So is red meat good or bad for you? If the answer were only that simple.
A team of international researchers recently rattled the nutrition world by saying there isn’t enough evidence to tell people to cut back on red or processed meat, seemingly contradicting advice from prominent health experts and groups including the American Cancer Society and American Heart Association.But the researchers didn’t say people should eat more meat, or that it’s healthy. No new studies were conducted, and they reported no new understanding of meat’s effects on the body. Instead, the papers offer a new approach to giving advice about food and health — and a rebuke to how it’s often done.
The dispute lays bare problems with nutrition research long acknowledged in the scientific world: Nutrition studies are almost never conclusive, and whatever supposed risk and benefits there are to any food are often oversimplified.
“People like bumper sticker guidance,” said Dr. Walter Willett, a professor of nutrition at Harvard who has led studies tying meat to bad health.
Now health experts are wrestling with how solid scientific findings should be before guidance is issued, how to address biases that might skew conclusions and whether the pleasure we get from eating should be considered.
The scrutiny is likely to spill over to other dietary advice as obesity becomes an ever more critical public health concern, and people become increasingly frustrated with flip-flopping messages.
MEAT TWO WAYSThe papers analyzed past studies on red and processed meat and generally corroborated the links to cancers, heart disease and other bad health outcomes. But they said the chance of any benefit from eating less of them appeared small or negligible.
For every 1,000 people, for instance, cutting back on red meat by three servings a week was linked to seven fewer deaths from cancer. For some other health measures, like strokes, the difference was smaller or nonexistent.
What’s more, the researchers said there’s little certainty meat was the reason for the differences.
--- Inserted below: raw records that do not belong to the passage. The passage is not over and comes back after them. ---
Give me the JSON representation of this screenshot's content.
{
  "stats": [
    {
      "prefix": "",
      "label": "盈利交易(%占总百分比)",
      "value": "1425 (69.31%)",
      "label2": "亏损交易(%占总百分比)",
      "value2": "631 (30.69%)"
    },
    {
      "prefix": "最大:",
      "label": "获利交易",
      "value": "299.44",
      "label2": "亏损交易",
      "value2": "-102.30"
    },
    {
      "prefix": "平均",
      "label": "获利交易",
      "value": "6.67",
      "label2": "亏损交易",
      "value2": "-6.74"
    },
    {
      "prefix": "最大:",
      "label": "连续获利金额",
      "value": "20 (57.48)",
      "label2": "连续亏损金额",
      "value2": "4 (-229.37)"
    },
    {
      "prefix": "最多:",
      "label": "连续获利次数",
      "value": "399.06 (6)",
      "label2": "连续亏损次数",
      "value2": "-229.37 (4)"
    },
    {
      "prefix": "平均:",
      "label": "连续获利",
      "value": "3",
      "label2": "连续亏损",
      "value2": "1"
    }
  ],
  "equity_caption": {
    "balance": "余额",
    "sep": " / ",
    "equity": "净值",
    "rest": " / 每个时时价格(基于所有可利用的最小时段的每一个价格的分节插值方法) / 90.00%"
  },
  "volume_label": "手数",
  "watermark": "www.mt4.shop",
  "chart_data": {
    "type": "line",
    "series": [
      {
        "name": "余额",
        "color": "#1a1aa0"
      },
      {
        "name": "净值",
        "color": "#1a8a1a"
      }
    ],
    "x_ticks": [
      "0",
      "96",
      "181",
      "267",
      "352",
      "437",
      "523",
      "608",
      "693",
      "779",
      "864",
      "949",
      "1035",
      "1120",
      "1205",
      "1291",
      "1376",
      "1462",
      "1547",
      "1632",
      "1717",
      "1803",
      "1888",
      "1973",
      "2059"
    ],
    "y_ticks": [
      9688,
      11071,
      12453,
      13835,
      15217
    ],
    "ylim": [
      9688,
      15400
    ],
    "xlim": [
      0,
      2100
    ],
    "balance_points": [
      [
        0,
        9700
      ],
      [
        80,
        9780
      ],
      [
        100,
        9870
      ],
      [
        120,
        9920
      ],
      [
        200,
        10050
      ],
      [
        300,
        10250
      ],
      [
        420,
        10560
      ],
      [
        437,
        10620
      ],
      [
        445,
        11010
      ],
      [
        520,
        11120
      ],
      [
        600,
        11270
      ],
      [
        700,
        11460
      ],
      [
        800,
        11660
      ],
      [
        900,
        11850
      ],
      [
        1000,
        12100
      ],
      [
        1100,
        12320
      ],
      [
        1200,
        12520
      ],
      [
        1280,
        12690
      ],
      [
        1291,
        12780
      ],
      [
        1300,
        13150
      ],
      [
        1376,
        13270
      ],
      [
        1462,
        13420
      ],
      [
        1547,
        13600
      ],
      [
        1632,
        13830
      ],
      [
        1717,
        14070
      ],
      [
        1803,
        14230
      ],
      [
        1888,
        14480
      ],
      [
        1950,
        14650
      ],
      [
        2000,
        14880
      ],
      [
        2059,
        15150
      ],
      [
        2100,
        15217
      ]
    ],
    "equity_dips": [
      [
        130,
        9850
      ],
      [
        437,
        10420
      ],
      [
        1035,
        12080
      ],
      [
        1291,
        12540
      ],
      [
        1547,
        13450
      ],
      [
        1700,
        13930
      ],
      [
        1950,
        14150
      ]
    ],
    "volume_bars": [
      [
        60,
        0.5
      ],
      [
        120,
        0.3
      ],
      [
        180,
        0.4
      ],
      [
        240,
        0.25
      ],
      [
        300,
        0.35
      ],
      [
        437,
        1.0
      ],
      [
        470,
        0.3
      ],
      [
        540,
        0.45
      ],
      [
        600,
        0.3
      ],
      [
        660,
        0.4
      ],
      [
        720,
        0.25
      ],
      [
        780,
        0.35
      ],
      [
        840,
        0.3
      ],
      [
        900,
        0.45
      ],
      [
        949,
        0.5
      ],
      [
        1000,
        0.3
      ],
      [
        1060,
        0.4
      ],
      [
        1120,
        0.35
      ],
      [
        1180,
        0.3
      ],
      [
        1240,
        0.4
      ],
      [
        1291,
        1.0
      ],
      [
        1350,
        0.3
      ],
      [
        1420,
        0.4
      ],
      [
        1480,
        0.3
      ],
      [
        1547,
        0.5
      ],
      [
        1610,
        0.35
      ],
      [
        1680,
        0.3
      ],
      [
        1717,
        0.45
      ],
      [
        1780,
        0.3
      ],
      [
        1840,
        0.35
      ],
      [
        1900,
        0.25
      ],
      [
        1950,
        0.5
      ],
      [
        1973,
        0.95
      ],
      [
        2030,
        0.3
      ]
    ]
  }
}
Uncertainty is common in nutrition research. Many studies about food and health are based on links researchers make between people’s health and what they say they eat. But that doesn’t prove one causes the other. If a thin person loves cereal and eats it nearly every day, for instance, that doesn’t mean cereal is the reason they’re thin.